IMPROPER JURY CHARGE RULING UNWINDS TAKE-NOTHING JUDGMENT FOR INSURED – NEW TRIAL GRANTED
In a relatively straightforward case, last Thursday the Texas Court of Appeals for Dallas emphasized how crucial it is to submit correct jury charges to juries. The Texas Court of Appeals in Dallas remanded the case for trial. In Cobb. v. Hansen, 2022 WL 3499998 (Tex.App. – Dallas, August 18, 2022), Cobb sustain injuries at his friends, the Hansens’ house when their gas pizza oven exploded while he was trying to light it given their directions. He sued them for premises liability and general negligence, characterizing it as negligent activity for how they directed him to light the pizza oven. At the trial however, over Cobb’s objection, the court refused to submit a general negligence charge to the jury, only allowing a premises liability questions to be presented to the jury. The jury found the friends not negligent on premises liability questions, and Cobb was given a take-nothing judgment, which he appealed.
The Hansens’ victory was short-lived. The Dallas Court of Appeals held that this was a case in which the matter was timely raised and properly requested, so Rule 278 of the Texas Rules of Civil Procedure required the trial court to submit questions, instructions, and definitions that are raised by the pleadings and supported by evidence to the jury. It thus found reversible error and remanded the case for a new trial.

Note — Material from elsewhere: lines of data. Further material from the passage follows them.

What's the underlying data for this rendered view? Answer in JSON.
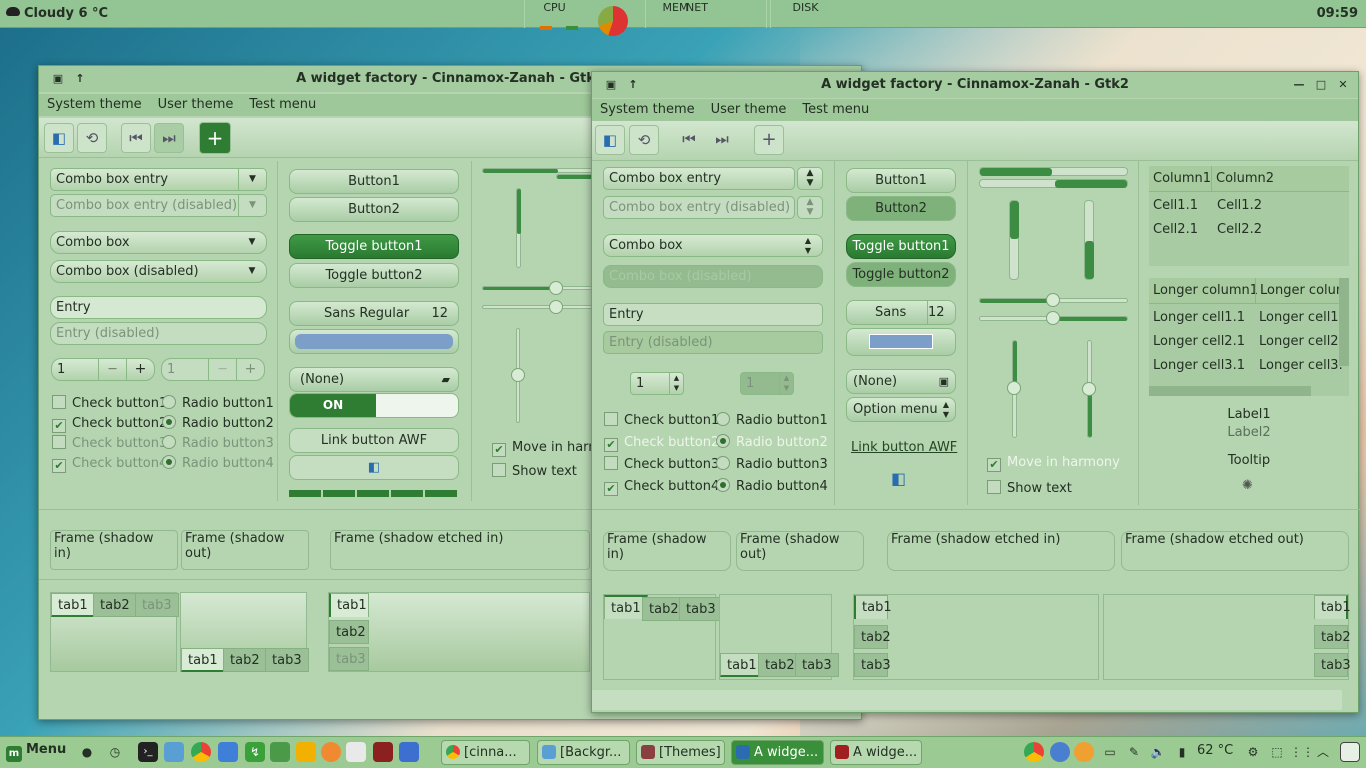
{
  "topbar": {
    "weather": "Cloudy 6 °C",
    "monitors": [
      "CPU",
      "MEM",
      "NET",
      "DISK"
    ],
    "clock": "09:59"
  },
  "gtk3": {
    "title": "A widget factory - Cinnamox-Zanah - Gtk3",
    "menus": [
      "System theme",
      "User theme",
      "Test menu"
    ],
    "combo_entry": "Combo box entry",
    "combo_entry_dis": "Combo box entry (disabled)",
    "combo": "Combo box",
    "combo_dis": "Combo box (disabled)",
    "entry": "Entry",
    "entry_dis": "Entry (disabled)",
    "spin1": "1",
    "spin2": "1",
    "checks": [
      "Check button1",
      "Check button2",
      "Check button3",
      "Check button4"
    ],
    "radios": [
      "Radio button1",
      "Radio button2",
      "Radio button3",
      "Radio button4"
    ],
    "button1": "Button1",
    "button2": "Button2",
    "toggle1": "Toggle button1",
    "toggle2": "Toggle button2",
    "font": "Sans Regular",
    "font_size": "12",
    "none": "(None)",
    "switch": "ON",
    "link": "Link button AWF",
    "harmony": "Move in harm",
    "showtext": "Show text",
    "frames": [
      "Frame (shadow in)",
      "Frame (shadow out)",
      "Frame (shadow etched in)"
    ],
    "tabs": [
      "tab1",
      "tab2",
      "tab3"
    ]
  },
  "gtk2": {
    "title": "A widget factory - Cinnamox-Zanah - Gtk2",
    "menus": [
      "System theme",
      "User theme",
      "Test menu"
    ],
    "combo_entry": "Combo box entry",
    "combo_entry_dis": "Combo box entry (disabled)",
    "combo": "Combo box",
    "combo_dis": "Combo box (disabled)",
    "entry": "Entry",
    "entry_dis": "Entry (disabled)",
    "spin1": "1",
    "spin2": "1",
    "checks": [
      "Check button1",
      "Check button2",
      "Check button3",
      "Check button4"
    ],
    "radios": [
      "Radio button1",
      "Radio button2",
      "Radio button3",
      "Radio button4"
    ],
    "button1": "Button1",
    "button2": "Button2",
    "toggle1": "Toggle button1",
    "toggle2": "Toggle button2",
    "font": "Sans",
    "font_size": "12",
    "none": "(None)",
    "option_menu": "Option menu",
    "link": "Link button AWF",
    "harmony": "Move in harmony",
    "showtext": "Show text",
    "tree1_cols": [
      "Column1",
      "Column2"
    ],
    "tree1_rows": [
      [
        "Cell1.1",
        "Cell1.2"
      ],
      [
        "Cell2.1",
        "Cell2.2"
      ]
    ],
    "tree2_cols": [
      "Longer column1",
      "Longer colun"
    ],
    "tree2_rows": [
      [
        "Longer cell1.1",
        "Longer cell1."
      ],
      [
        "Longer cell2.1",
        "Longer cell2."
      ],
      [
        "Longer cell3.1",
        "Longer cell3."
      ]
    ],
    "label1": "Label1",
    "label2": "Label2",
    "tooltip": "Tooltip",
    "frames": [
      "Frame (shadow in)",
      "Frame (shadow out)",
      "Frame (shadow etched in)",
      "Frame (shadow etched out)"
    ],
    "tabs": [
      "tab1",
      "tab2",
      "tab3"
    ]
  },
  "panel": {
    "menu": "Menu",
    "tasks": [
      "[cinna...",
      "[Backgr...",
      "[Themes]",
      "A widge...",
      "A widge..."
    ],
    "temp": "62 °C"
  }
}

Editor’s Note: This case demonstrates the importance of not only convincing the judge or jury, but to also apply the law correctly in submitting the jury charge. MDJW often deploys one of its three Board Certified Appellate Lawyers to charge conferences to help ensure a proper charge is submitted or related error is preserved.